The enclosed 1.8 metre braided cable was connected to the mini USB connection under the keyboard and channeled through the rear of the keyboard to allow the USB A connector to connect to my Test Rig.
The CM Storm Quickfire TK keyboard was tested using my Test Rig, running Windows 7 Home Premium 64bit (Service Pack 1) with all associated drivers installed. As no software is supplied or required for the CM Storm Quickfire TK keyboard no fresh install of Windows was performed.
The keyboard was then tested with the following games / software over a 3 week plus test period:
- Call of Duty – Black Ops 2
- Blacklight Retribution
- Crysis 2
- Media Player (testing of media keys)
I must confess that the CM Storm Quickfire TK keyboard is the first mechanical keyboard that I have had the pleasure of testing.
In the past I haven’t seen the need to use a mechanical keyboard over normal membrane keyboards. I have to say that my thoughts on this have now changed. Initially when testing the keyboard I didn’t think there was any difference so partway through the test I went back to my own keyboard and was amazed at the difference a mechanical keyboard makes. I can assure you that my old keyboard was replaced with the CM Storm Quickfire TK again the next day. The rubber pads at the base of the keyboard locks the keyboard to the desk and prevents the keyboard from moving even during those intense firefight moments in game. When the keyboard is raised onto its feet the rubber pads on the bottom of the feet don’t have the same stability level as the rubber pads on the base of the keyboard. In using the keyboard in the upright position I have had it slide on the desk a couple of times in game. The feet themselves have been stable (i.e. not collapsed) and kept the keyboard in the raised position throughout the test.
The keyboard doesn’t have a wrist rest so if you used to being lazy with your wrists you may find the Quickfire TK a little uncomfortable…
The keyboard’s special functions (lighting, media keys, Windows lock key and NKRO) are accessed by using a function key (FN). Pressing the FN key at the same time as any of the F1-F12 keys enables a second function programmed to this key. This FN key can be found just to the left of the keyboard’s right CTRL key. The function key can be activated in 2 ways. By holding the FN key for 3 seconds you can lock the FN key in an always on state, pressing the FN key for 3 seconds again restores the F1-F12 keys to their default functions. Or by just holding the FN key (for less than three seconds!) and pressing one of the F1-F12 keys. This first state is similar to using the CAPS LOCK key, the second state is similar to using the SHIFT key.

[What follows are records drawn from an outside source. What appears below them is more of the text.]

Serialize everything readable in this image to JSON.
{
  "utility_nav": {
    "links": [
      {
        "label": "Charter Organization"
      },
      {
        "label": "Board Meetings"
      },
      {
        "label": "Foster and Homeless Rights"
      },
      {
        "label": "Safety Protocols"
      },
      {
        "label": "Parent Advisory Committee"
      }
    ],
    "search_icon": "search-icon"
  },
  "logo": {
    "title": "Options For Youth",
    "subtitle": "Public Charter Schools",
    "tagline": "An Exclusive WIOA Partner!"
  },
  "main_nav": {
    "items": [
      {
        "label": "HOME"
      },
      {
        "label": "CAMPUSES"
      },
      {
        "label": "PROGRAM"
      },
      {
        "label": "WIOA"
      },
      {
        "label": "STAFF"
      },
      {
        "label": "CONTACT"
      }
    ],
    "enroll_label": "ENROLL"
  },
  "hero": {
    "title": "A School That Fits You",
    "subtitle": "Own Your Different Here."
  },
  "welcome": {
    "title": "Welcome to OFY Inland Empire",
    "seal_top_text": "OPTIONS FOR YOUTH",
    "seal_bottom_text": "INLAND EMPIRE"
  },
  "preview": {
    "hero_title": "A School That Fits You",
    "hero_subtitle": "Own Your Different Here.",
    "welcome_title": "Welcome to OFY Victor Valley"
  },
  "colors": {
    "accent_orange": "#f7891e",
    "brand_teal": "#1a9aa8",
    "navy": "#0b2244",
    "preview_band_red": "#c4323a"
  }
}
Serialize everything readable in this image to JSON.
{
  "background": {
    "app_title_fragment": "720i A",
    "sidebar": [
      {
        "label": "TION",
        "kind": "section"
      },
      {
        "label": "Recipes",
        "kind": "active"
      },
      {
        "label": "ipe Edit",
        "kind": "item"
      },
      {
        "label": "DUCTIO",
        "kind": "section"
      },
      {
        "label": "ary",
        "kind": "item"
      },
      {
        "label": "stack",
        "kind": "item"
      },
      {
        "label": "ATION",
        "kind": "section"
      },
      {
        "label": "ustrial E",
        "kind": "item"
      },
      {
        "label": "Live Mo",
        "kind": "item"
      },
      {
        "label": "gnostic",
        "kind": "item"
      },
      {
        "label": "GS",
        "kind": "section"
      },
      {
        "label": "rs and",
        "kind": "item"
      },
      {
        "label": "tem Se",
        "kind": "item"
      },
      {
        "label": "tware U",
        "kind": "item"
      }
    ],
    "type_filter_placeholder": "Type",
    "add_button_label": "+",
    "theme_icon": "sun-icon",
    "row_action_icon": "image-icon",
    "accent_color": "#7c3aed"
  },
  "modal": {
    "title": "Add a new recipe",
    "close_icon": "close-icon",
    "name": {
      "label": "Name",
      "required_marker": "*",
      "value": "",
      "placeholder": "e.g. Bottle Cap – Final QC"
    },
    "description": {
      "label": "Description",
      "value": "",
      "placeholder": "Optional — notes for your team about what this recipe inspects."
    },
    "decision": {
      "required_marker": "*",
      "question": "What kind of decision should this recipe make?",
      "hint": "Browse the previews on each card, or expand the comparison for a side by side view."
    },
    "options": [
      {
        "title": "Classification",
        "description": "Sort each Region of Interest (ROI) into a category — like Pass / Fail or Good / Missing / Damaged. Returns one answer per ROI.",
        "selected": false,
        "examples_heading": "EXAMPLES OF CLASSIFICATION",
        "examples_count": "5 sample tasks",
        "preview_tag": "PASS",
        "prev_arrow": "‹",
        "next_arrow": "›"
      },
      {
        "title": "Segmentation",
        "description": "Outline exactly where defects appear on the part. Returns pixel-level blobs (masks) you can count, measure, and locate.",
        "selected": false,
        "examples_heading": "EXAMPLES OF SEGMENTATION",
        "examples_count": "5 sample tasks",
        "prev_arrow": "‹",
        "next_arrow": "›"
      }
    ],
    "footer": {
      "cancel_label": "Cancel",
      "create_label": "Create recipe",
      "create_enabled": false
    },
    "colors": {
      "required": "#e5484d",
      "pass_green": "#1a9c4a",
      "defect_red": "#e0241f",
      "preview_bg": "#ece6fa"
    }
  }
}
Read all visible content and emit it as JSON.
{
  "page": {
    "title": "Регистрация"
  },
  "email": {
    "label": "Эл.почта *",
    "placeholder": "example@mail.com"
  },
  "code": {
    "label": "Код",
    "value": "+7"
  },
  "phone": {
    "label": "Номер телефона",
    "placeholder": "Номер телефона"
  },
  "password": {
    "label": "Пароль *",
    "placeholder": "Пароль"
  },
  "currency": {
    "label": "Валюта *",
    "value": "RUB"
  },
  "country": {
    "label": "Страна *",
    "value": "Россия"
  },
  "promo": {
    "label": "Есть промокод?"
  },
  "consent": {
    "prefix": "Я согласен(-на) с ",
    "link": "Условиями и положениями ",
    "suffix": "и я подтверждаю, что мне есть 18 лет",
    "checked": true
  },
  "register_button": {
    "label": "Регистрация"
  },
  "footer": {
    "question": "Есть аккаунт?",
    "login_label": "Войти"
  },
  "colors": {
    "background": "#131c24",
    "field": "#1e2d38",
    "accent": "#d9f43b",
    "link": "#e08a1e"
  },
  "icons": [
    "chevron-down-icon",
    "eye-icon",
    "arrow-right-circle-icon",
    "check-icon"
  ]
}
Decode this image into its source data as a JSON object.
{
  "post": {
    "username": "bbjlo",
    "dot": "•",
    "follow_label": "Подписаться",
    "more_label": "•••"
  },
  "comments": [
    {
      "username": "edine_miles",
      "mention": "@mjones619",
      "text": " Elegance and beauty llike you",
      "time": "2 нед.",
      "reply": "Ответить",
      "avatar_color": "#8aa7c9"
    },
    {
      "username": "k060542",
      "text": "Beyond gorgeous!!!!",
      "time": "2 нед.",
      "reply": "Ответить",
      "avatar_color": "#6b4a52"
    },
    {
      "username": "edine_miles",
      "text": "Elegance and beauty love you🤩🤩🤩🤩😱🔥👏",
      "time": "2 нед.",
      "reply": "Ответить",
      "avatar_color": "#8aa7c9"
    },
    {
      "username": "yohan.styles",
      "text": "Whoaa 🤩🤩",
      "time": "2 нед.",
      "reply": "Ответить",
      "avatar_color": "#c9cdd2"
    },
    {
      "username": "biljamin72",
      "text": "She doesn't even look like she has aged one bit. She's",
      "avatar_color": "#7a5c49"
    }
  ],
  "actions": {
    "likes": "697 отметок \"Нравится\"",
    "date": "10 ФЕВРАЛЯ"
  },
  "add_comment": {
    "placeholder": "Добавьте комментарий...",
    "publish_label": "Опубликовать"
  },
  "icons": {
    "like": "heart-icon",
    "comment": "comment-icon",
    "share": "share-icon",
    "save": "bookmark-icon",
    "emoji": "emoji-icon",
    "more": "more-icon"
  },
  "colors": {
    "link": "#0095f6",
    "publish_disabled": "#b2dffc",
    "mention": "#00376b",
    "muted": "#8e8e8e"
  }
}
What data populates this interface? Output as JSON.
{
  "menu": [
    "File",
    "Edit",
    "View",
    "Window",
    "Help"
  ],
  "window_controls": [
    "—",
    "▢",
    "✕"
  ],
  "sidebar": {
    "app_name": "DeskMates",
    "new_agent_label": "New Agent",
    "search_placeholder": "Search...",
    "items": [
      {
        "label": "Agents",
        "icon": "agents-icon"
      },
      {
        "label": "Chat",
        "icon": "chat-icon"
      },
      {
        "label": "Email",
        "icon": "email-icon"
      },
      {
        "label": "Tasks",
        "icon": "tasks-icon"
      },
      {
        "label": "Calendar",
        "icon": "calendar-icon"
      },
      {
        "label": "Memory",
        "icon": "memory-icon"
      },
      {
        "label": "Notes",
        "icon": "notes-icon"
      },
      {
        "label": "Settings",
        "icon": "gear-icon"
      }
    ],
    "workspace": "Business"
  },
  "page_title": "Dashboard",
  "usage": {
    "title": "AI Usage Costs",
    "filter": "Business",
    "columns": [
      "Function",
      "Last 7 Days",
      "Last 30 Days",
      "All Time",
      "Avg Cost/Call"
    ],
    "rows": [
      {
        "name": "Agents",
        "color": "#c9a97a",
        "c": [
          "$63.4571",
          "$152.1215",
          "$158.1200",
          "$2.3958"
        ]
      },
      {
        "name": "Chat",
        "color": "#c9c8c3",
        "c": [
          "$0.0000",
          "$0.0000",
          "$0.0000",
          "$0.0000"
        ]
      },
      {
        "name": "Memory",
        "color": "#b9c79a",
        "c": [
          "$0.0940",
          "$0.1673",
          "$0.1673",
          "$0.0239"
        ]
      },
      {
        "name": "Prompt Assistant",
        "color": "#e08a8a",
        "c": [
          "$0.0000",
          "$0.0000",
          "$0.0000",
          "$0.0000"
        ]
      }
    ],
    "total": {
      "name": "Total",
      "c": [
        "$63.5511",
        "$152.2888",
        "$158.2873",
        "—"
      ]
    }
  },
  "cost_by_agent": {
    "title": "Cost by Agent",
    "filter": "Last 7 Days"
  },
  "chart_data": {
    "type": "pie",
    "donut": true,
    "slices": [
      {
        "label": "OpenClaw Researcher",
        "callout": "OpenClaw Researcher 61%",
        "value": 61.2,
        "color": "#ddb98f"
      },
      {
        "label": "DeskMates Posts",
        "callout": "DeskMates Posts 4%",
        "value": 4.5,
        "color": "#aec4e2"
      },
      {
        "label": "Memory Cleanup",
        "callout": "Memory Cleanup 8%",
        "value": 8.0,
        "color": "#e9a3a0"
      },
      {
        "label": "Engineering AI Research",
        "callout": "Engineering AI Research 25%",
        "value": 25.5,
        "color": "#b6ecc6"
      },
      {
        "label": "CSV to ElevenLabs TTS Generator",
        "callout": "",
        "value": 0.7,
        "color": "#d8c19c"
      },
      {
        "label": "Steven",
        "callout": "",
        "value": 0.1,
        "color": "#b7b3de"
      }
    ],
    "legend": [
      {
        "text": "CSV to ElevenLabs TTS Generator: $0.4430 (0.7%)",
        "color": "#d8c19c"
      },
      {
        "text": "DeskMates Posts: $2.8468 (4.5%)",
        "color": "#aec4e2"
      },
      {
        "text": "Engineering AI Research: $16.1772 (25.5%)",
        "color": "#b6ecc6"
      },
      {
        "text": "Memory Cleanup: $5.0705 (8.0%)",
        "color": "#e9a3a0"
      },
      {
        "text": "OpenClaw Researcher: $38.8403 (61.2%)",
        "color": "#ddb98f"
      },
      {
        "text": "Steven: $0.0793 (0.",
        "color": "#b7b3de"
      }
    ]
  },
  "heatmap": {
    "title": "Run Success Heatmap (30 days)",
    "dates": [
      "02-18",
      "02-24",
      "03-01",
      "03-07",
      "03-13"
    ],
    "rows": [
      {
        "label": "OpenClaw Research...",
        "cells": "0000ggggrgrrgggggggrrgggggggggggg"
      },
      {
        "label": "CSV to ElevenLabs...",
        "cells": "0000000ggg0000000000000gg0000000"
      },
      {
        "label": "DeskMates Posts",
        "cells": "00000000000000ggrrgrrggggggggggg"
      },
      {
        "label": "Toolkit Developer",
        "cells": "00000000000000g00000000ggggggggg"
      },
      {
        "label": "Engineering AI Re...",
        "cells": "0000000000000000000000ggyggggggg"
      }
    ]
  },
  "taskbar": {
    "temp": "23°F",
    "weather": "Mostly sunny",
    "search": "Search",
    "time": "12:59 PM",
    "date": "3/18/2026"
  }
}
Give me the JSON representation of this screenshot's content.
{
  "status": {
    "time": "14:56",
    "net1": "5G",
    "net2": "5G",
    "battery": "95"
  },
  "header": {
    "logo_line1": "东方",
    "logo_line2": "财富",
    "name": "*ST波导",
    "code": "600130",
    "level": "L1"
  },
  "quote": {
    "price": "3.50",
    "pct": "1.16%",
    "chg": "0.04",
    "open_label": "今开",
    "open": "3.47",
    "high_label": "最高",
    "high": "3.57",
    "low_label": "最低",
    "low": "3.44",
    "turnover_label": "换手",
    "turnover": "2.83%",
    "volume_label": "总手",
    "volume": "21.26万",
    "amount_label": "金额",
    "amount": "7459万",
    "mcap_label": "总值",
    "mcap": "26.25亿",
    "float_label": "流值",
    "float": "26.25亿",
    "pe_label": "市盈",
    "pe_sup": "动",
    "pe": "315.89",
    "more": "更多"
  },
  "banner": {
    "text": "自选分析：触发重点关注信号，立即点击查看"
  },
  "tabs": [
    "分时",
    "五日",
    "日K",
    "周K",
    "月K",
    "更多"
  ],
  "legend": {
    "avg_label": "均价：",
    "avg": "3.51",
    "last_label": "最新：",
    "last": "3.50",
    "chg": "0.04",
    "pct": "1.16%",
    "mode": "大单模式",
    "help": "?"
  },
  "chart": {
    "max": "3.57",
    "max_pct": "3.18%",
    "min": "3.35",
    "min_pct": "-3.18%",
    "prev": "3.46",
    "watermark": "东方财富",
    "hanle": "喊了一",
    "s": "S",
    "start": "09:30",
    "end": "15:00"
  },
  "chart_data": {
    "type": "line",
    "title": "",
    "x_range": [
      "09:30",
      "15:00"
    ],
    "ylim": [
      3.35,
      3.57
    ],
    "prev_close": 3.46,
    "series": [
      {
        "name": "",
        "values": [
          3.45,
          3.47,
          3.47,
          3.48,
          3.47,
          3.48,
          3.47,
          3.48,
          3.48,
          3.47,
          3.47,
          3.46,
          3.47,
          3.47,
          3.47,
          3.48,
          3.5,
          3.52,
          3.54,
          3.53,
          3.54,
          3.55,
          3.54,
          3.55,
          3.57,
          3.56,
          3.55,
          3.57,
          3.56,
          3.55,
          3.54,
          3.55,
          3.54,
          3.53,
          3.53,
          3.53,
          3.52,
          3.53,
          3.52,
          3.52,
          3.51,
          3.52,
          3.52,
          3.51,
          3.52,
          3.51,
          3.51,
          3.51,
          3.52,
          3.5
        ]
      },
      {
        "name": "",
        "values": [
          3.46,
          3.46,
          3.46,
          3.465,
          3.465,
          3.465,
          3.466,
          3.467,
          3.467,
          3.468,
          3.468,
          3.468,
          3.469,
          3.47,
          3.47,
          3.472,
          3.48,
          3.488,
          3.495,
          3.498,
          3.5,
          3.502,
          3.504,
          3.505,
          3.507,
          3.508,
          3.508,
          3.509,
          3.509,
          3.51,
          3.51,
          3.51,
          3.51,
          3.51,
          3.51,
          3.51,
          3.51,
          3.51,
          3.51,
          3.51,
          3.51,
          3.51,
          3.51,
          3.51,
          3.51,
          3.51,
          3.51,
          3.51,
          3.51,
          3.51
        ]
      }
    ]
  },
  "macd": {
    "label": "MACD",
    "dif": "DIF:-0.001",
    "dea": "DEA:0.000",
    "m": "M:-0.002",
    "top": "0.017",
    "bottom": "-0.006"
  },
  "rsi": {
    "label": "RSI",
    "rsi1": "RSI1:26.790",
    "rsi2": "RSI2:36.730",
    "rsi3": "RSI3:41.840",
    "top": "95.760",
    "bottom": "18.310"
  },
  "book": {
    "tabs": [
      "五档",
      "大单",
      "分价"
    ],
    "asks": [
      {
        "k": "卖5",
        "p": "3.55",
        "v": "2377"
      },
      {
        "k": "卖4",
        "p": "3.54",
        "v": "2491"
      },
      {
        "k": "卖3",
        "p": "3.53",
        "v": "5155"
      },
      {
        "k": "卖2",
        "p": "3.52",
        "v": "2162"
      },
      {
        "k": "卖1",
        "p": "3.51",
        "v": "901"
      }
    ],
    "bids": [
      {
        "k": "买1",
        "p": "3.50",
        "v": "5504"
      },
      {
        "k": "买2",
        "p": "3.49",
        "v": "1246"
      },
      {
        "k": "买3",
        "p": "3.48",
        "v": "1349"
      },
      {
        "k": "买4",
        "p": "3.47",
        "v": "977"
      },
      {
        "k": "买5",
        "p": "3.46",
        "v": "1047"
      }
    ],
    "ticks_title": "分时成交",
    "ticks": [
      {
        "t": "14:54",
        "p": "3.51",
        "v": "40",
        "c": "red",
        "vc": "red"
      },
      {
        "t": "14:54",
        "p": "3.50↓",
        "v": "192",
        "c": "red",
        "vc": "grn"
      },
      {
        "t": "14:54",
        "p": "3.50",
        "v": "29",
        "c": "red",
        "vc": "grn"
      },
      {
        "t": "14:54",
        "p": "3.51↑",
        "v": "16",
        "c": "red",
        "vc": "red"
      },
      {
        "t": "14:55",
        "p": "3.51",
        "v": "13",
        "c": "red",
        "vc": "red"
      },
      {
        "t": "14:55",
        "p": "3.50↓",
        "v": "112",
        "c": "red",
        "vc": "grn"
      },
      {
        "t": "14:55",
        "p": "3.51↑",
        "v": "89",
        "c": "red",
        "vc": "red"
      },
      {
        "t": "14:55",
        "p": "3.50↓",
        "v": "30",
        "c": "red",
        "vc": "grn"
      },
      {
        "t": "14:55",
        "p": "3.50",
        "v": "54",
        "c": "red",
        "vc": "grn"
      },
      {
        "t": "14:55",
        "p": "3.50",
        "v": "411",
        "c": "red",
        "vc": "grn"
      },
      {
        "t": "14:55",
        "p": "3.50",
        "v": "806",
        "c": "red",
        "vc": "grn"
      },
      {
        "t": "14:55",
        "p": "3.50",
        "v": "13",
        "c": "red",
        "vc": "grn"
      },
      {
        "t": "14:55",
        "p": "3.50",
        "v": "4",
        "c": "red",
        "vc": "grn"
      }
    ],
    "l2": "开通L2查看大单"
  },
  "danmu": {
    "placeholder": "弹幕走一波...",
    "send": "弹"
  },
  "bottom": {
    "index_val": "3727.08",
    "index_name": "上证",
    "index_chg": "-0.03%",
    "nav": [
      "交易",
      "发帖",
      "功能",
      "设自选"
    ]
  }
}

LED Backlight Control
The keyboard comes with 3 different modes of backlighting
- Breathing (not shown)